*** Dataset ***
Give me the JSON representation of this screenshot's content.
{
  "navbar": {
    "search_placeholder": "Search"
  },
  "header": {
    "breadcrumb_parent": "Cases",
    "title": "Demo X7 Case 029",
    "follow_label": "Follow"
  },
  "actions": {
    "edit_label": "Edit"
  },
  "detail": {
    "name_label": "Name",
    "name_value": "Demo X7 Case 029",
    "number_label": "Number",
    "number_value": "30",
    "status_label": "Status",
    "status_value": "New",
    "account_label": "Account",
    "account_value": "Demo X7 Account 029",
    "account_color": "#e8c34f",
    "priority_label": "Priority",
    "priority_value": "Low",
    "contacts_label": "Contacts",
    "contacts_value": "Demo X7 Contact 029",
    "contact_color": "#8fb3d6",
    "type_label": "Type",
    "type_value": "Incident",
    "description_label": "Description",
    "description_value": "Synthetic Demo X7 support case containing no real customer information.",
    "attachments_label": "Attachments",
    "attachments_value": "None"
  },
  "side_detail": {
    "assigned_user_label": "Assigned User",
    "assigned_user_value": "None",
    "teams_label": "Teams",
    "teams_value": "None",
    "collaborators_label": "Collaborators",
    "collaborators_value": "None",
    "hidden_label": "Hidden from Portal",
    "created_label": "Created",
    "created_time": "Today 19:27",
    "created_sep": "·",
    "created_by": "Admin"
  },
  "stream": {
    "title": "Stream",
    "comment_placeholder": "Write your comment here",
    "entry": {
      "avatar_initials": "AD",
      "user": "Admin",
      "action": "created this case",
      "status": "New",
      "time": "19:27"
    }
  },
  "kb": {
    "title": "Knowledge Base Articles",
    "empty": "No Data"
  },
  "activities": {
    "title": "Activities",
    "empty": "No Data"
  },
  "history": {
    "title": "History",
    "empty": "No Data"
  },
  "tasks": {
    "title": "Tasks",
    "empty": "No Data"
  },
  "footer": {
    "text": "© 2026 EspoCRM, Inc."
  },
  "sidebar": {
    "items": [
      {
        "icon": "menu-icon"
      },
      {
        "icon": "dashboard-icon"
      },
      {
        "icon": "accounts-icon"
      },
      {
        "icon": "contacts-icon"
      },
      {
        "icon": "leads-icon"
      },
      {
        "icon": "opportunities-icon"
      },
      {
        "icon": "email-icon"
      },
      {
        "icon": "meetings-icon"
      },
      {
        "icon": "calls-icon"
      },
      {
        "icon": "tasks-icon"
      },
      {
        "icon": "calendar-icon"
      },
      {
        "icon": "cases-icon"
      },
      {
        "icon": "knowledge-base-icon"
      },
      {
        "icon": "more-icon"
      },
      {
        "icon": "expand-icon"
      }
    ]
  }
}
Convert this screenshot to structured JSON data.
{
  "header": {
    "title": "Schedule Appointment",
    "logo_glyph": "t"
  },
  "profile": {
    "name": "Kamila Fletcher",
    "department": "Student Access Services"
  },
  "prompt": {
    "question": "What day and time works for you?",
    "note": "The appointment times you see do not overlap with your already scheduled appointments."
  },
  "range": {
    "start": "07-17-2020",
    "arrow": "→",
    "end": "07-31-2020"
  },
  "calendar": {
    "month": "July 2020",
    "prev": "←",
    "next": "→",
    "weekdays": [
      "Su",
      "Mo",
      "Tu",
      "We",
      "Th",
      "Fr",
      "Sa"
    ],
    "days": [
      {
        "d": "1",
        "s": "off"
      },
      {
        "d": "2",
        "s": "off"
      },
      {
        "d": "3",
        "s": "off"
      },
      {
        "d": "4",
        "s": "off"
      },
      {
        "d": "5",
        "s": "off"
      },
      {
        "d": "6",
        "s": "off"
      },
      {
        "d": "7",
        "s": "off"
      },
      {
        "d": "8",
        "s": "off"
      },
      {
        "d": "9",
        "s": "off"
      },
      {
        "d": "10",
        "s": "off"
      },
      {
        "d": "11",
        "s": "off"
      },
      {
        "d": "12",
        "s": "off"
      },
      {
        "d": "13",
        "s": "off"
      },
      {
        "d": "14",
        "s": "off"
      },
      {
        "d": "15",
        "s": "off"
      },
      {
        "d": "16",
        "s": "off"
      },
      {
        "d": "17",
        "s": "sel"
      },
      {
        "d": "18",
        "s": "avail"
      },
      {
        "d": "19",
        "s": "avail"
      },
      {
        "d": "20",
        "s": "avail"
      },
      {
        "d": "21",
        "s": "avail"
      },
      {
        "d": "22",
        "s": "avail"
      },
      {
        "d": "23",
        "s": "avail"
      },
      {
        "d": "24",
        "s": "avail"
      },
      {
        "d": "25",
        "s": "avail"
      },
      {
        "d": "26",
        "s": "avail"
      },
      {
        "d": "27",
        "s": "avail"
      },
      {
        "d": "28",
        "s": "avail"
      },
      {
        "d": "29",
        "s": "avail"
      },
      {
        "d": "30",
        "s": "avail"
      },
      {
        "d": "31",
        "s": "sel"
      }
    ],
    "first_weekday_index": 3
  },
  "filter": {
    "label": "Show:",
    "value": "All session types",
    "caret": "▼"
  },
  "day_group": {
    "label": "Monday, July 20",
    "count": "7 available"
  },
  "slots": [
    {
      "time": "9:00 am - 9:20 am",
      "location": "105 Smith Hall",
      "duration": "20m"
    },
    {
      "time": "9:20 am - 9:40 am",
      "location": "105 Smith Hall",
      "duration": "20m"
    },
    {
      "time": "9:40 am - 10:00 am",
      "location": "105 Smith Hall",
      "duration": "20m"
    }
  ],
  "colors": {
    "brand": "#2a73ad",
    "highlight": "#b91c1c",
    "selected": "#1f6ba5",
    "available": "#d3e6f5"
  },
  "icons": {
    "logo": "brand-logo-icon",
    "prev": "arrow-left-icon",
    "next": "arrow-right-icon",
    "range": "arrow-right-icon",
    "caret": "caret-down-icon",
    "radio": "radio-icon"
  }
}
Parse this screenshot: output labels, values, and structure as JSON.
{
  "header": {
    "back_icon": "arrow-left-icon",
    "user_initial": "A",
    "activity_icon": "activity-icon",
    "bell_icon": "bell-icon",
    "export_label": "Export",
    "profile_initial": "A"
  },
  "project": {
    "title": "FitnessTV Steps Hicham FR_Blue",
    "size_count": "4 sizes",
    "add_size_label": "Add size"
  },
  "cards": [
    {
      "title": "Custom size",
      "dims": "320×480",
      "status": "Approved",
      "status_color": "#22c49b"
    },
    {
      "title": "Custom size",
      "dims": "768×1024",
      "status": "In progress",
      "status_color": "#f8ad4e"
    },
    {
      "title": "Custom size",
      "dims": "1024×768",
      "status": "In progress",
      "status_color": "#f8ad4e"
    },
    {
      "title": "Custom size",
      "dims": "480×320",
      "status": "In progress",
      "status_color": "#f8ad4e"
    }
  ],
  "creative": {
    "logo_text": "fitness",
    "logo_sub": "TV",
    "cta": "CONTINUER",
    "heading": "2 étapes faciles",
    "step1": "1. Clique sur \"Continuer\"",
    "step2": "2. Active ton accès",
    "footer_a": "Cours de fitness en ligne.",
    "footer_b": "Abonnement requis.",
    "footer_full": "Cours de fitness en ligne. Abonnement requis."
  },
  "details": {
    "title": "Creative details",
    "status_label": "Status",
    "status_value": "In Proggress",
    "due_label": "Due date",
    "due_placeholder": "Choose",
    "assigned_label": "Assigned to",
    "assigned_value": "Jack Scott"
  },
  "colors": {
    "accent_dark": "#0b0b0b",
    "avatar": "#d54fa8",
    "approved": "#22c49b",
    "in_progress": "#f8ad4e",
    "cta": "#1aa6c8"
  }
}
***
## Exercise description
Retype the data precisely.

## Solution for this exercise
Give me the JSON representation of this screenshot's content.
{
  "navbar": {
    "search_placeholder": "Search"
  },
  "header": {
    "breadcrumb_parent": "Cases",
    "title": "Demo X7 Case 029",
    "follow_label": "Follow"
  },
  "actions": {
    "edit_label": "Edit"
  },
  "detail": {
    "name_label": "Name",
    "name_value": "Demo X7 Case 029",
    "number_label": "Number",
    "number_value": "30",
    "status_label": "Status",
    "status_value": "New",
    "account_label": "Account",
    "account_value": "Demo X7 Account 029",
    "account_color": "#e8c34f",
    "priority_label": "Priority",
    "priority_value": "Low",
    "contacts_label": "Contacts",
    "contacts_value": "Demo X7 Contact 029",
    "contact_color": "#8fb3d6",
    "type_label": "Type",
    "type_value": "Incident",
    "description_label": "Description",
    "description_value": "Synthetic Demo X7 support case containing no real customer information.",
    "attachments_label": "Attachments",
    "attachments_value": "None"
  },
  "side_detail": {
    "assigned_user_label": "Assigned User",
    "assigned_user_value": "None",
    "teams_label": "Teams",
    "teams_value": "None",
    "collaborators_label": "Collaborators",
    "collaborators_value": "None",
    "hidden_label": "Hidden from Portal",
    "created_label": "Created",
    "created_time": "Today 19:27",
    "created_sep": "·",
    "created_by": "Admin"
  },
  "stream": {
    "title": "Stream",
    "comment_placeholder": "Write your comment here",
    "entry": {
      "avatar_initials": "AD",
      "user": "Admin",
      "action": "created this case",
      "status": "New",
      "time": "19:27"
    }
  },
  "kb": {
    "title": "Knowledge Base Articles",
    "empty": "No Data"
  },
  "activities": {
    "title": "Activities",
    "empty": "No Data"
  },
  "history": {
    "title": "History",
    "empty": "No Data"
  },
  "tasks": {
    "title": "Tasks",
    "empty": "No Data"
  },
  "footer": {
    "text": "© 2026 EspoCRM, Inc."
  },
  "sidebar": {
    "items": [
      {
        "icon": "menu-icon"
      },
      {
        "icon": "dashboard-icon"
      },
      {
        "icon": "accounts-icon"
      },
      {
        "icon": "contacts-icon"
      },
      {
        "icon": "leads-icon"
      },
      {
        "icon": "opportunities-icon"
      },
      {
        "icon": "email-icon"
      },
      {
        "icon": "meetings-icon"
      },
      {
        "icon": "calls-icon"
      },
      {
        "icon": "tasks-icon"
      },
      {
        "icon": "calendar-icon"
      },
      {
        "icon": "cases-icon"
      },
      {
        "icon": "knowledge-base-icon"
      },
      {
        "icon": "more-icon"
      },
      {
        "icon": "expand-icon"
      }
    ]
  }
}
Convert this screenshot to structured JSON data.
{
  "header": {
    "title": "Schedule Appointment",
    "logo_glyph": "t"
  },
  "profile": {
    "name": "Kamila Fletcher",
    "department": "Student Access Services"
  },
  "prompt": {
    "question": "What day and time works for you?",
    "note": "The appointment times you see do not overlap with your already scheduled appointments."
  },
  "range": {
    "start": "07-17-2020",
    "arrow": "→",
    "end": "07-31-2020"
  },
  "calendar": {
    "month": "July 2020",
    "prev": "←",
    "next": "→",
    "weekdays": [
      "Su",
      "Mo",
      "Tu",
      "We",
      "Th",
      "Fr",
      "Sa"
    ],
    "days": [
      {
        "d": "1",
        "s": "off"
      },
      {
        "d": "2",
        "s": "off"
      },
      {
        "d": "3",
        "s": "off"
      },
      {
        "d": "4",
        "s": "off"
      },
      {
        "d": "5",
        "s": "off"
      },
      {
        "d": "6",
        "s": "off"
      },
      {
        "d": "7",
        "s": "off"
      },
      {
        "d": "8",
        "s": "off"
      },
      {
        "d": "9",
        "s": "off"
      },
      {
        "d": "10",
        "s": "off"
      },
      {
        "d": "11",
        "s": "off"
      },
      {
        "d": "12",
        "s": "off"
      },
      {
        "d": "13",
        "s": "off"
      },
      {
        "d": "14",
        "s": "off"
      },
      {
        "d": "15",
        "s": "off"
      },
      {
        "d": "16",
        "s": "off"
      },
      {
        "d": "17",
        "s": "sel"
      },
      {
        "d": "18",
        "s": "avail"
      },
      {
        "d": "19",
        "s": "avail"
      },
      {
        "d": "20",
        "s": "avail"
      },
      {
        "d": "21",
        "s": "avail"
      },
      {
        "d": "22",
        "s": "avail"
      },
      {
        "d": "23",
        "s": "avail"
      },
      {
        "d": "24",
        "s": "avail"
      },
      {
        "d": "25",
        "s": "avail"
      },
      {
        "d": "26",
        "s": "avail"
      },
      {
        "d": "27",
        "s": "avail"
      },
      {
        "d": "28",
        "s": "avail"
      },
      {
        "d": "29",
        "s": "avail"
      },
      {
        "d": "30",
        "s": "avail"
      },
      {
        "d": "31",
        "s": "sel"
      }
    ],
    "first_weekday_index": 3
  },
  "filter": {
    "label": "Show:",
    "value": "All session types",
    "caret": "▼"
  },
  "day_group": {
    "label": "Monday, July 20",
    "count": "7 available"
  },
  "slots": [
    {
      "time": "9:00 am - 9:20 am",
      "location": "105 Smith Hall",
      "duration": "20m"
    },
    {
      "time": "9:20 am - 9:40 am",
      "location": "105 Smith Hall",
      "duration": "20m"
    },
    {
      "time": "9:40 am - 10:00 am",
      "location": "105 Smith Hall",
      "duration": "20m"
    }
  ],
  "colors": {
    "brand": "#2a73ad",
    "highlight": "#b91c1c",
    "selected": "#1f6ba5",
    "available": "#d3e6f5"
  },
  "icons": {
    "logo": "brand-logo-icon",
    "prev": "arrow-left-icon",
    "next": "arrow-right-icon",
    "range": "arrow-right-icon",
    "caret": "caret-down-icon",
    "radio": "radio-icon"
  }
}
Parse this screenshot: output labels, values, and structure as JSON.
{
  "header": {
    "back_icon": "arrow-left-icon",
    "user_initial": "A",
    "activity_icon": "activity-icon",
    "bell_icon": "bell-icon",
    "export_label": "Export",
    "profile_initial": "A"
  },
  "project": {
    "title": "FitnessTV Steps Hicham FR_Blue",
    "size_count": "4 sizes",
    "add_size_label": "Add size"
  },
  "cards": [
    {
      "title": "Custom size",
      "dims": "320×480",
      "status": "Approved",
      "status_color": "#22c49b"
    },
    {
      "title": "Custom size",
      "dims": "768×1024",
      "status": "In progress",
      "status_color": "#f8ad4e"
    },
    {
      "title": "Custom size",
      "dims": "1024×768",
      "status": "In progress",
      "status_color": "#f8ad4e"
    },
    {
      "title": "Custom size",
      "dims": "480×320",
      "status": "In progress",
      "status_color": "#f8ad4e"
    }
  ],
  "creative": {
    "logo_text": "fitness",
    "logo_sub": "TV",
    "cta": "CONTINUER",
    "heading": "2 étapes faciles",
    "step1": "1. Clique sur \"Continuer\"",
    "step2": "2. Active ton accès",
    "footer_a": "Cours de fitness en ligne.",
    "footer_b": "Abonnement requis.",
    "footer_full": "Cours de fitness en ligne. Abonnement requis."
  },
  "details": {
    "title": "Creative details",
    "status_label": "Status",
    "status_value": "In Proggress",
    "due_label": "Due date",
    "due_placeholder": "Choose",
    "assigned_label": "Assigned to",
    "assigned_value": "Jack Scott"
  },
  "colors": {
    "accent_dark": "#0b0b0b",
    "avatar": "#d54fa8",
    "approved": "#22c49b",
    "in_progress": "#f8ad4e",
    "cta": "#1aa6c8"
  }
}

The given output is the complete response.